Originally posted here, with 1 comment
I think this writer is right. Many London voters may have inverted their first and second preferences in a mistaken attempt to “tactically vote”, when in fact it is impossible to tactically vote that way in the London mayoral elections. (In the extremely unlikely worst case, you swing the election away from your real first preference; in the most likely case, the inversion has no effect at all.) Others, who voted for two no-hopers, may not have realised that they had to choose between Ken and Boris for their “second preference” if they wanted to have any effect. However, it is of course only the latter type of mistake that could have realistically influenced the outcome.
The London mayoral voting system is meant to be simple, but as software developers know, even the simplest of systems can have the potential to confuse users, and what an expert thinks is simple is not always the same as what a user finds most simple.

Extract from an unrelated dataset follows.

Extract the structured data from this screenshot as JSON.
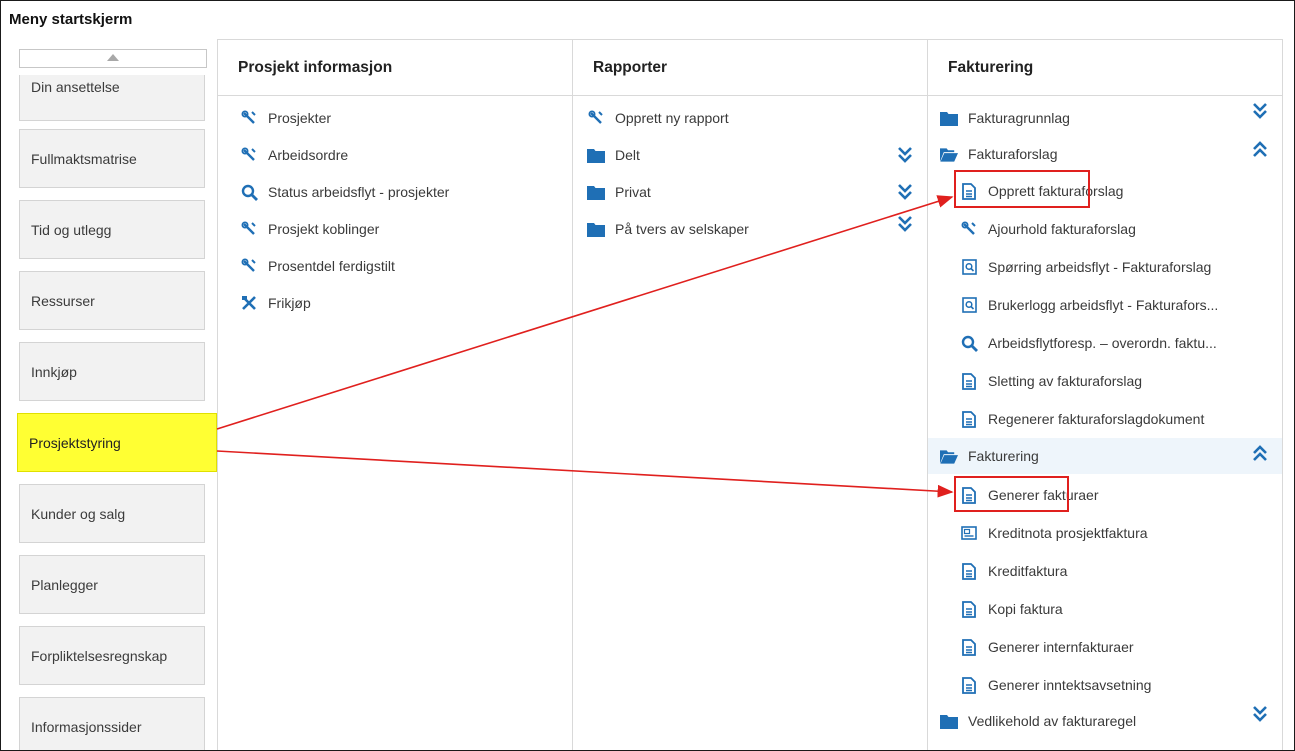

(Sunny Hundal’s error in the opposite direction, mentioned in the article, is arguably not an error at all, although it could be an error in the sense that he might get kicked out of the Labour party.)